A One-Way Street for Light

The researchers in the laboratory of the Institute of Applied Physics at the University of Bonn. (Source: V. Lannert, U. Bonn)

Light can be directed in different direc­tions, usually also back the same way. Physicists from the University of Bonn and the Univer­sity of Cologne have however succeeded in creating a new one-way street for light. They cool photons down to a Bose-Einstein conden­sate, which causes the light to collect in optical valleys from which it can no longer return. The findings from basic research could also be of interest for the quantum communi­cation of the future.

A light beam is usually divided by being directed onto a partially reflecting mirror: Part of the light is then reflected back to create the mirror image. The rest passes through the mirror. “However, this process can be turned around if the experi­mental set-up is reversed,” says Martin Weitz from the Institute of Applied Physics at the Univer­sity of Bonn. If the reflected light and the part of the light passing through the mirror are sent in the opposite direction, the original light beam can be recon­structed.

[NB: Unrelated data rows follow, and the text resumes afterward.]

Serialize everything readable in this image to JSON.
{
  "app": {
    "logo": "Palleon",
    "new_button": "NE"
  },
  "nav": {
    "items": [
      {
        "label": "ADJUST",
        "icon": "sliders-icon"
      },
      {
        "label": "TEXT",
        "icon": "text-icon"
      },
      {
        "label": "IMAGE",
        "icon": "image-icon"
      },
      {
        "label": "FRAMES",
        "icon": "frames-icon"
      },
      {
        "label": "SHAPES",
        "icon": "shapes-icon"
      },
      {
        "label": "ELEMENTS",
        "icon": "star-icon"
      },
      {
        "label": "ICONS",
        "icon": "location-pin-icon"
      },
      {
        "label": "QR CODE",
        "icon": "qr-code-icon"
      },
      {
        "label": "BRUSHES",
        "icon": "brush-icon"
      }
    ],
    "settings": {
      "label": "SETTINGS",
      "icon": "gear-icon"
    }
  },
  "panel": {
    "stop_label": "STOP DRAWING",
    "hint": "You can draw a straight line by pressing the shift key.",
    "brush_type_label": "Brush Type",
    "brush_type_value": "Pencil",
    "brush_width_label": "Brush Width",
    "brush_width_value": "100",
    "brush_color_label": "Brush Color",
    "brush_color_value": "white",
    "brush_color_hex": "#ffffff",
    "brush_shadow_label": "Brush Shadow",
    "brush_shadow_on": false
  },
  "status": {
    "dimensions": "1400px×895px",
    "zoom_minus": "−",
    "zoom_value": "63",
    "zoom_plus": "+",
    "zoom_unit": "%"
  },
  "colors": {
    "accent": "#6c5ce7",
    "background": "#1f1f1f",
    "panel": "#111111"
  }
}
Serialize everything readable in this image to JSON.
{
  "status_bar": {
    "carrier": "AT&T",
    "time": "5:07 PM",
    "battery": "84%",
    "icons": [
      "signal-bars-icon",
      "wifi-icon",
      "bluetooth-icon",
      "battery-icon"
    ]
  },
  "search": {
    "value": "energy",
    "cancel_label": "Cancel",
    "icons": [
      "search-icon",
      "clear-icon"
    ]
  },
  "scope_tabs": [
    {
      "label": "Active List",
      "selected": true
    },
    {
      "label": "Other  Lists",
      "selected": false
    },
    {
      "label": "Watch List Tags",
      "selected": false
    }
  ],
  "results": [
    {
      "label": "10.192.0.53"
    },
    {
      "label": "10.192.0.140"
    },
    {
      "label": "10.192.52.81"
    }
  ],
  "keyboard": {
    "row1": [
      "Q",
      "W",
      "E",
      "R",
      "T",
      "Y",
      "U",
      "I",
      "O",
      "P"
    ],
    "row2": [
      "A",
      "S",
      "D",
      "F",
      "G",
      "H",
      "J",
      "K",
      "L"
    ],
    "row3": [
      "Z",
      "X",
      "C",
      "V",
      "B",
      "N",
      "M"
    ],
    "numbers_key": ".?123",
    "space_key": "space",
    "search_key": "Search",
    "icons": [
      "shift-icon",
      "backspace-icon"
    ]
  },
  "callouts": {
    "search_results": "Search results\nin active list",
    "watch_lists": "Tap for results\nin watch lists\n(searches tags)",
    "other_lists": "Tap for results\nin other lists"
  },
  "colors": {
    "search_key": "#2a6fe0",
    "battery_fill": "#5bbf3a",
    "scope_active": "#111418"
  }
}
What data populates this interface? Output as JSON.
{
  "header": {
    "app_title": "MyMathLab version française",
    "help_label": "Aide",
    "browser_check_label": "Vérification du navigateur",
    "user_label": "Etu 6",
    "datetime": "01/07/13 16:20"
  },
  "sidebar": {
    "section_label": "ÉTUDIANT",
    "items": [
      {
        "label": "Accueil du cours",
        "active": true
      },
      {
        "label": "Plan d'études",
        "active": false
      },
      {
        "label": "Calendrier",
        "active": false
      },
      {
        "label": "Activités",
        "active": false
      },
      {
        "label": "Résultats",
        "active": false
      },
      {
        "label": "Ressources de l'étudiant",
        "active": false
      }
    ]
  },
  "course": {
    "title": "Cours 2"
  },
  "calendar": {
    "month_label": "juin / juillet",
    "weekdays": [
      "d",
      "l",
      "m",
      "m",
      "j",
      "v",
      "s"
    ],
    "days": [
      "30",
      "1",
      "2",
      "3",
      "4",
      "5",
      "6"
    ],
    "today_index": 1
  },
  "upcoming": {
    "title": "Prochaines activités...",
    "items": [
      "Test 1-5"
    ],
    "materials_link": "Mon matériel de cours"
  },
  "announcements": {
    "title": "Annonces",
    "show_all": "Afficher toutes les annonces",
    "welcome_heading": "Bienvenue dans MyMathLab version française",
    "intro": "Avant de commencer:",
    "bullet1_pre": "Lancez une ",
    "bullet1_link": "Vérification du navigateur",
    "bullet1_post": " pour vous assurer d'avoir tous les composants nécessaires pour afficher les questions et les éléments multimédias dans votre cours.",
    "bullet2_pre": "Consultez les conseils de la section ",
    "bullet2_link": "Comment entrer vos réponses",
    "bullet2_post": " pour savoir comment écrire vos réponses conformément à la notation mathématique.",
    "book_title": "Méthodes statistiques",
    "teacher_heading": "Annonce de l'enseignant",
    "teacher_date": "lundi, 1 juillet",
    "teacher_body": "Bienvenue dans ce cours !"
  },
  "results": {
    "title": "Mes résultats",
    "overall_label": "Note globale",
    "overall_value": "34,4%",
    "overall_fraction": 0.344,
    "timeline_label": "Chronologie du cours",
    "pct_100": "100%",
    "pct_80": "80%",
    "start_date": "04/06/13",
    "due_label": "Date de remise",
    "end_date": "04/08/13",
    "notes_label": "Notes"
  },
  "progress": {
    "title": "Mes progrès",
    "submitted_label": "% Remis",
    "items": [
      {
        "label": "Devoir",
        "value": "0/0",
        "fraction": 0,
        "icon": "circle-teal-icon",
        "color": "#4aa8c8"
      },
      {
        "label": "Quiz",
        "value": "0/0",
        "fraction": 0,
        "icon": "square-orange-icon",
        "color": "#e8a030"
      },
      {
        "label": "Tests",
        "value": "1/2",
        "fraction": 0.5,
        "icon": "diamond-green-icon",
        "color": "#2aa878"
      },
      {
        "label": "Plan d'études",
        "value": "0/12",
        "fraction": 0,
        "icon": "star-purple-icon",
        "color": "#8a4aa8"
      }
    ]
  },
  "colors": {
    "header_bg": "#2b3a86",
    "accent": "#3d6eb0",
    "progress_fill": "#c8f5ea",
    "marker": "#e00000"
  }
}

Together with his team and Achim Rosch from the Institute for Theo­retical Physics at the University of Cologne, Weitz was looking for a new method to generate optical one-way streets by cooling the photons: As a result of the smaller energy of the photons, the light should collect in various valleys and thereby be irreversibly divided. The physicists used a Bose-Einstein conden­sate made of photons for this purpose, with which Weitz made a name for himself in 2010 because he was the first to create such a super-photon.

A beam of light is thrown back and forth between two mirrors. During this process, the photons collide with dye molecules located between the reflecting surfaces. The dye molecules swallow the photons and then spit them out again. “The photons acquire the tempera­ture of the dye solution,” says Weitz. “In the course of this, they cool down to room tempera­ture without getting lost.” By irradiating the dye solution with a laser, the physicists increase the number of photons between the mirrors. The strong concen­tration of the light particles combined with simul­taneous cooling causes the individual photons to fuse to form a Bose-Einstein conde­nsate.

The current experiment by the team of physicists from Bonn and Cologne worked in accordance with this principle. However, one of the two mirrors was not completely flat, but had two small optical valleys. When the light beam enters one of the indents, the distance, and therefore the wavelength, becomes slightly longer. The photons then have a lower energy. These light particles are cooled by the dye molecules and then pass into a low-energy state in the valleys.

However, the photons in the indents do not behave like marbles rolling over a corrugated sheet. Marbles roll into the valleys of the corru­gated sheet and remain there, separated by the peaks. “In our experiment, the two valleys are so close together that a tunnel coupling occurs,” reports Christian Kurtscheid from the Weitz team. It is therefore no longer possible to dete­rmine which photons are in which valley. “The photons are held in the two valleys and enter the lowest energy state of the system,” explains Weitz. “This irre­versibly splits the light as if it were passing through an intersection at the end of a one-way street, while the light waves remain in lockstep in different indents.”

The scientists hope that this experi­mental arrange­ment will make it possible to produce even more complex quantum states that allow the gene­ration of inter­laced photonic multi-particle states. “Perhaps quantum computers might one day use this method to communi­cate with each other and form a kind of quantum Internet,” says Weitz with a view towards the future. (Source: U. Bonn)

Reference: C. Kurtscheid et al.: Thermally condensing photons into a coherently split state of light, Science 366, 894 (2019); DOI: 10.1126/science.aay1334

Link: Quantum Optics (M. Weitz), University of Bonn, Bonn, Germany

Speak Your Mind